Improv: In the Fall of 2022, my improv group presented Sang Titre - an improvised slasher. (Decoder ring for non-French speakers: It's a pun. It sounds just like Sans Titre, which means Untitled, but "sang" is "blood".) A cabin in the woods, a sextet of old friends reuniting 10 years after graduation, one of them uses the event to kill the rest dressed as Death, the audience chose who would be the killer and who would be the last survivor of the massacre by secret ballot, gore packs made of felt, red lighting, kill music, and so it goes. Slashers tend to spawn sequels, and so this week, we presented Sang Titre 2: In Cold Blood. It's 15 years later, winter, the cabin has been renovated into an Airbnb and the killings mostly forgotten. The survivor from the last show is now its caretaker. Two groupings booked on the same weekend. A sister-and-two-brothers combo, one of them going through an anger management program, another none too supportive and focused on his ghost-hunting podcast. The other group is a flashy, snobby couple - the spoiled daughter of the new owner and her professional skier of a boyfriend. "Death" is back (that's me, I played Death in the original show too, so as to hide the body shape of the actual killer until the very end), but this time, it's a supernatural threat. The audience still voted on the "last girl", but it was a tie, so we made a conscious choice. As per the rules of the genre, one of the rich kids had to get it first, and the anger management brother survived instead - it was more his story, in a way. Rage murders happening around him as he desperately tried to keep his own under wraps. We evolved some of the killing from the original show which was just stabbing. The sequels always have more fanciful murders, and in this case, the podcaster was choked with his own scarf, the sister protecting her brother and taking the hit for him blocked the knife and had her innards ripped out by hand, and the skier was stabbed in the back with ski poles while going down the mountain (homage to the Black Racer). The caretaker was also found dead in a closet, pre-killed, with sticky movie blood all over him. The podcaster was always doing seances to get material, so we sent out the dead with basic eye make-up and their gore packages out to creepy effect. They made a few audience members jump when they used a secret door to go behind them and start whispering things in their ears. At the end, the ghosts come to the brother's rescue and smother the killer into the snow bank. But of course, there's a last scare, the killer's hand rises up to the killing music and TOTAL BLACKOUT. The original show felt goofier, so we really wanted to push people's buttons more with this one. It was creepier, had more jump scares, and the improvisers reacted more naturalistically to the deaths. A quick survey of people we knew who came reported actual jumps, chills, and hey, even a few tears rising given the family situations. In improv, it's easy to go for the joke (and there definitely were some) and the caricature. But this is what sincerity gets you and in long-form improv, it's what you should aim for.

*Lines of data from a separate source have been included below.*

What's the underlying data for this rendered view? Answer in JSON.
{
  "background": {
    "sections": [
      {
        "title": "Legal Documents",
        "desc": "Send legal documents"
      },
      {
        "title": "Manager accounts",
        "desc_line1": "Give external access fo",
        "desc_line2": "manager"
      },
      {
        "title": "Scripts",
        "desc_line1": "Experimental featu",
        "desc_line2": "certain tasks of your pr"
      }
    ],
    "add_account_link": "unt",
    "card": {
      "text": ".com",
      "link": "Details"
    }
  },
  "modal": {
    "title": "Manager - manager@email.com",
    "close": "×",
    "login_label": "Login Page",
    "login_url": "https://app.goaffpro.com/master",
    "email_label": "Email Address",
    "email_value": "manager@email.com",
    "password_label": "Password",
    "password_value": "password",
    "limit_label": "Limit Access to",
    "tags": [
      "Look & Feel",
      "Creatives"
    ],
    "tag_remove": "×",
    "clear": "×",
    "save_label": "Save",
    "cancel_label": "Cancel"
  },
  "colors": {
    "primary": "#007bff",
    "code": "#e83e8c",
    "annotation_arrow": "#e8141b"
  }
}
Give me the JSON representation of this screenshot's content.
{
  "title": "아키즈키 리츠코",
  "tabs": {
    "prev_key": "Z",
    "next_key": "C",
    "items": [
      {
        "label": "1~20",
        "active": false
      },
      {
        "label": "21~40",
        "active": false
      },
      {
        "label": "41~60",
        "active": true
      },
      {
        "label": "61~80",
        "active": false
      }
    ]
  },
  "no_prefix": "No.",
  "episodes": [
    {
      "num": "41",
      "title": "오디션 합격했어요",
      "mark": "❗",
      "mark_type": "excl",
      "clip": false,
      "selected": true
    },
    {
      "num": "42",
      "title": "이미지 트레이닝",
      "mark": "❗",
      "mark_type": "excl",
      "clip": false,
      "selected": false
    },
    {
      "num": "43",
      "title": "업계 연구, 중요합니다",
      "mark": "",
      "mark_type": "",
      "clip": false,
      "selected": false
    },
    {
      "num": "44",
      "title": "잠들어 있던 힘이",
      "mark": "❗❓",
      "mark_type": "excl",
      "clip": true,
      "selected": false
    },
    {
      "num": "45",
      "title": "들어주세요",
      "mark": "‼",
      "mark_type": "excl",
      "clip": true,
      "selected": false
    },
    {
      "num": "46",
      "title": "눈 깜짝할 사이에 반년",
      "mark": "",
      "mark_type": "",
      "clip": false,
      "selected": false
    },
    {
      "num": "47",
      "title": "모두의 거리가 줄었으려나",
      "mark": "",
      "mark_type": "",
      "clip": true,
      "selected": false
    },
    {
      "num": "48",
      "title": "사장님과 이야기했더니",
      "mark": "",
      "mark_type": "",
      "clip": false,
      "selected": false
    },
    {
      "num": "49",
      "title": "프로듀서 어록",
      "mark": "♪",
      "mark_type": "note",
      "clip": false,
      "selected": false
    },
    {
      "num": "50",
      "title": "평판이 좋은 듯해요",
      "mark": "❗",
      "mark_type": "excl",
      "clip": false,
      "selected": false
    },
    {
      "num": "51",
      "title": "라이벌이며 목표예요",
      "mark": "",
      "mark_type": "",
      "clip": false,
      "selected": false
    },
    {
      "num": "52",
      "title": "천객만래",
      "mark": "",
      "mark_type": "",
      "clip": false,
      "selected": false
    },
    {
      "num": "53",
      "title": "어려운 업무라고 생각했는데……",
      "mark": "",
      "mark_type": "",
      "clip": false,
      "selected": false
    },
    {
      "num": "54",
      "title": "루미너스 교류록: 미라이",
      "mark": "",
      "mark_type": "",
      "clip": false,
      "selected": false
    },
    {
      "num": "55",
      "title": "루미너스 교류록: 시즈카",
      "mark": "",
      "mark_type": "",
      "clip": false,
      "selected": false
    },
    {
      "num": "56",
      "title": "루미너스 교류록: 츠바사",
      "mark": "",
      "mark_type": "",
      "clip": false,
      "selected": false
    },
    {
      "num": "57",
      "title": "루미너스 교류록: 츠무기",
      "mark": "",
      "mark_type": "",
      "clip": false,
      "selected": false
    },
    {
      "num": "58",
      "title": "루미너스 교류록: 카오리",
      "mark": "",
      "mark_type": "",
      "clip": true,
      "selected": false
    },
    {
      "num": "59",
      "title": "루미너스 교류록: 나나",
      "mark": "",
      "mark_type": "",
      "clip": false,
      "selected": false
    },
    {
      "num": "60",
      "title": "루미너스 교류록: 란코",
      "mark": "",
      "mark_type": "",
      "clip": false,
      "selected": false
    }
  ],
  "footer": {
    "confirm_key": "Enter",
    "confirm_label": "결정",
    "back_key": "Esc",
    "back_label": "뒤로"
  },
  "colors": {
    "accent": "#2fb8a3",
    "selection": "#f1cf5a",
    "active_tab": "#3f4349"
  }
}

Doc_Loki said…
I really must get the last two Celestial Editions of Gødland. Volume one looks lonely there on my shelf.
Siskoid said…
Don't let it be sad!
Surefoot said…
The Thin Man film series so quickly lost its edge when it became domesticated, and NIck and Nora even ended up stopping drinking...